The EAB was discovered in Fayette County, West Virginia, in a trap tree that had been developed by the state government to survey for the pest. It is believed that this initial infestation came from firewood that was brought in by campers who visited the New River Gorge area.
Gibson, who is responsible for the department overseeing plant health issues in West Virginia, said that it is too early to put any type of quarantine into effect, although a quarantine of the county might be considered. The government is still trying to determine the size of the infestation and the localities that need containment.
West Virginia has a relatively low percentage of ash timber in its forests (about 2.5% of the state’s tree population), but it is an important species in many states in the eastern Great Lakes region of the country.
Officials in Michigan have recently confirmed a second EAB infestation in the Upper Peninsula region, in the town of Moran about 15 miles northwest of the Mackinac Bridge. Officials thought they had contained the pest after finding it in a state park in 2005. The government had pursued an aggressive eradication program by removing thousands of trees.
The USDA is working to keep individual pests under control, but the potential to handle wooden products with an overall approach to prevent pest movement is being discussed. During a recent meeting of government and industry people, much was discussed, many questions were asked, but very few specific decisions were made.

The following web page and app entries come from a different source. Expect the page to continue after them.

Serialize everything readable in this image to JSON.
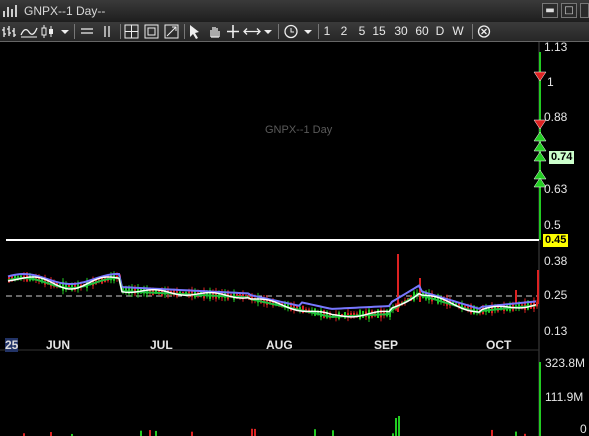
{
  "window": {
    "title": "GNPX--1 Day--",
    "minimize_label": "▬",
    "restore_label": "□",
    "close_label": "✕"
  },
  "toolbar": {
    "intervals": [
      "1",
      "2",
      "5",
      "15",
      "30",
      "60",
      "D",
      "W"
    ]
  },
  "chart": {
    "watermark": "GNPX--1 Day",
    "price_axis": [
      "1.13",
      "1",
      "0.88",
      "0.74",
      "0.63",
      "0.5",
      "0.45",
      "0.38",
      "0.25",
      "0.13"
    ],
    "last_price_tag": "0.74",
    "current_price_tag": "0.45",
    "volume_axis": [
      "323.8M",
      "111.9M",
      "0"
    ],
    "months": [
      "25",
      "JUN",
      "JUL",
      "AUG",
      "SEP",
      "OCT"
    ],
    "colors": {
      "up": "#22cc22",
      "down": "#dd2222",
      "ma_fast": "#ffffff",
      "ma_mid": "#1fbf3f",
      "ma_slow": "#7777ff",
      "price_line": "#ffffff",
      "tag_bg": "#ffff00"
    }
  }
}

Pallet companies in the quarantined states are required to treat ash pallets with either fumigation or heat treatment in compliance with ISPM-15 regulations or remove the bark plus the outer half-inch of the wood. While the treatment requirement is technically being made on pallets made with ash, from a practical perspective it is difficult or impossible to differentiate ash from other hardwoods. The only practical way of policing a program such as this is to treat all wooden pallets. While technically ash is permissible if the outer half-inch of wood and bark has been removed, the wood industry is not in a position to implement this kind of solution.

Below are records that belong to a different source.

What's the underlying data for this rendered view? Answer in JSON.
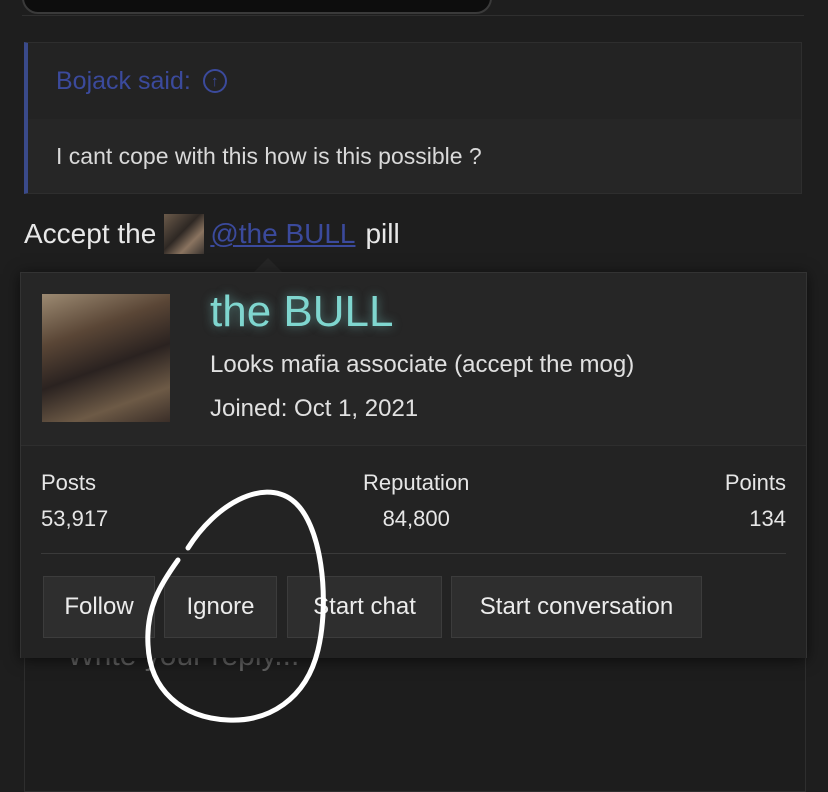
{
  "quote": {
    "author_label": "Bojack said:",
    "icon": "arrow-up-circle-icon",
    "text": "I cant cope with this how is this possible ?"
  },
  "post": {
    "prefix": "Accept the",
    "mention": "@the BULL",
    "suffix": "pill"
  },
  "reply": {
    "placeholder": "Write your reply..."
  },
  "profile_card": {
    "name": "the BULL",
    "user_title": "Looks mafia associate (accept the mog)",
    "joined": "Joined: Oct 1, 2021",
    "stats": {
      "posts_label": "Posts",
      "posts_value": "53,917",
      "reputation_label": "Reputation",
      "reputation_value": "84,800",
      "points_label": "Points",
      "points_value": "134"
    },
    "actions": {
      "follow": "Follow",
      "ignore": "Ignore",
      "start_chat": "Start chat",
      "start_conversation": "Start conversation"
    }
  },
  "colors": {
    "username_glow": "#7fd6cf",
    "link": "#3b4a9c",
    "annotation": "#ffffff"
  }
}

Bruce pointed out that the problem with localized rules is that pallets cross multiple jurisdictions. It is too easy for companies in one state to get away with something that is not allowed in a neighboring state. This causes confusion, trade barriers, and an unfair playing field. It unnecessarily complicates the situation.
Not everyone favors universal requirements. Some small producers are concerned about the cost and scientific justification for universal treatment. Thus far, many smaller pallet plants have handled pallet treatment needs by either fumigation or having other pallet companies handle heat treatment options for them. If a big push to treat all pallets develops at some point, it could obviously cause some problems with treating capacity in the short run. This might cause some upward pressure on treatment service prices as demand increases while capacity ramps up. The treating capacity of the pallet industry has grown steadily to handle current needs. Operating treating facilities overtime could help fill-in as needed if the demand develops.

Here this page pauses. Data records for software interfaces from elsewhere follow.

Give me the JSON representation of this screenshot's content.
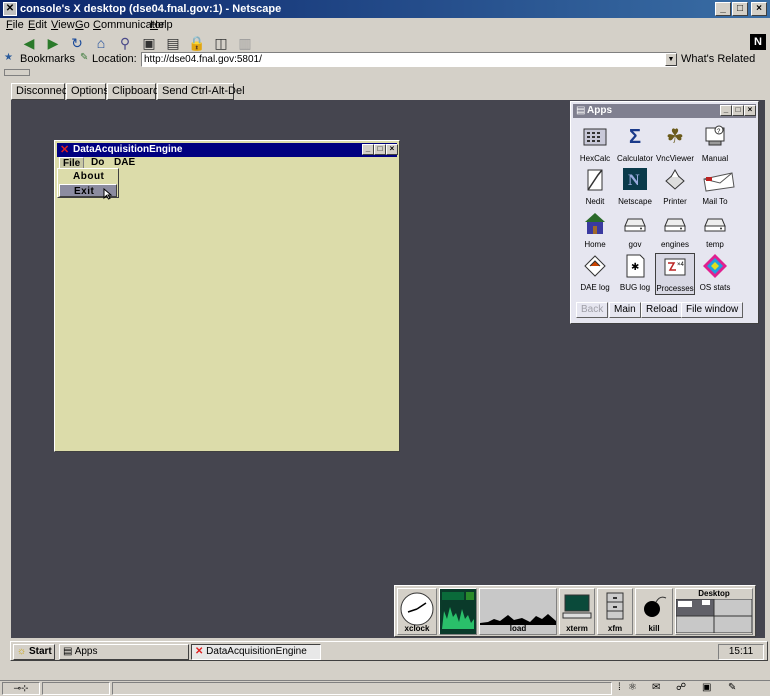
{
  "window": {
    "title": "console's X desktop (dse04.fnal.gov:1) - Netscape",
    "controls": {
      "minimize": "_",
      "maximize": "□",
      "close": "×"
    }
  },
  "menubar": [
    {
      "label": "File",
      "key": "F",
      "rest": "ile"
    },
    {
      "label": "Edit",
      "key": "E",
      "rest": "dit"
    },
    {
      "label": "View",
      "key": "V",
      "rest": "iew"
    },
    {
      "label": "Go",
      "key": "G",
      "rest": "o"
    },
    {
      "label": "Communicator",
      "key": "C",
      "rest": "ommunicator"
    },
    {
      "label": "Help",
      "key": "H",
      "rest": "elp"
    }
  ],
  "toolbar": {
    "icons": [
      "back-icon",
      "forward-icon",
      "reload-icon",
      "home-icon",
      "search-icon",
      "netscape-guide-icon",
      "print-icon",
      "security-icon",
      "shop-icon",
      "stop-icon"
    ],
    "logo": "N"
  },
  "locationbar": {
    "bookmarks_label": "Bookmarks",
    "location_label": "Location:",
    "url": "http://dse04.fnal.gov:5801/",
    "whats_related": "What's Related"
  },
  "vnc_toolbar": {
    "disconnect": "Disconnect",
    "options": "Options",
    "clipboard": "Clipboard",
    "send_cad": "Send Ctrl-Alt-Del"
  },
  "dae_window": {
    "title": "DataAcquisitionEngine",
    "menus": [
      "File",
      "Do",
      "DAE"
    ],
    "file_menu_items": [
      "About",
      "Exit"
    ],
    "selected_item": "Exit"
  },
  "apps_window": {
    "title": "Apps",
    "apps": [
      {
        "label": "HexCalc",
        "icon": "calculator-keypad-icon"
      },
      {
        "label": "Calculator",
        "icon": "sigma-icon"
      },
      {
        "label": "VncViewer",
        "icon": "vncviewer-icon"
      },
      {
        "label": "Manual",
        "icon": "manual-icon"
      },
      {
        "label": "Nedit",
        "icon": "nedit-icon"
      },
      {
        "label": "Netscape",
        "icon": "netscape-icon"
      },
      {
        "label": "Printer",
        "icon": "printer-icon"
      },
      {
        "label": "Mail To",
        "icon": "mail-icon"
      },
      {
        "label": "Home",
        "icon": "home-icon"
      },
      {
        "label": "gov",
        "icon": "drive-icon"
      },
      {
        "label": "engines",
        "icon": "drive-icon"
      },
      {
        "label": "temp",
        "icon": "drive-icon"
      },
      {
        "label": "DAE log",
        "icon": "log-icon"
      },
      {
        "label": "BUG log",
        "icon": "bug-icon"
      },
      {
        "label": "Processes",
        "icon": "processes-icon"
      },
      {
        "label": "OS stats",
        "icon": "os-stats-icon"
      }
    ],
    "buttons": {
      "back": "Back",
      "main": "Main",
      "reload": "Reload",
      "file_window": "File window"
    }
  },
  "dock": {
    "xclock": "xclock",
    "load": "load",
    "xterm": "xterm",
    "xfm": "xfm",
    "kill": "kill",
    "desktop": "Desktop"
  },
  "taskbar": {
    "start": "Start",
    "apps": "Apps",
    "dae": "DataAcquisitionEngine",
    "clock": "15:11"
  }
}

Heat treating charges are still seen as a positive development by many pallet companies, but like many positive financial developments, the prices pallet companies are charging are subject to competitive pressures. Currently, prices are on a downward slide. A comprehensive requirement could easily erase that trend in the short term while eliminating this as a value-added service in the long run.
Quarantines have not proven successful yet in containing the EAB unlike some pests, such as the Asian longhorned beetle. Critics ask, “Why go to all this effort to focus on pallets when firewood may be the biggest culprit for spreading the pest domestically?” That’s a good question. But maybe an even better one is, “Can the industry afford not to act given the public backlash for spreading a tree killer?”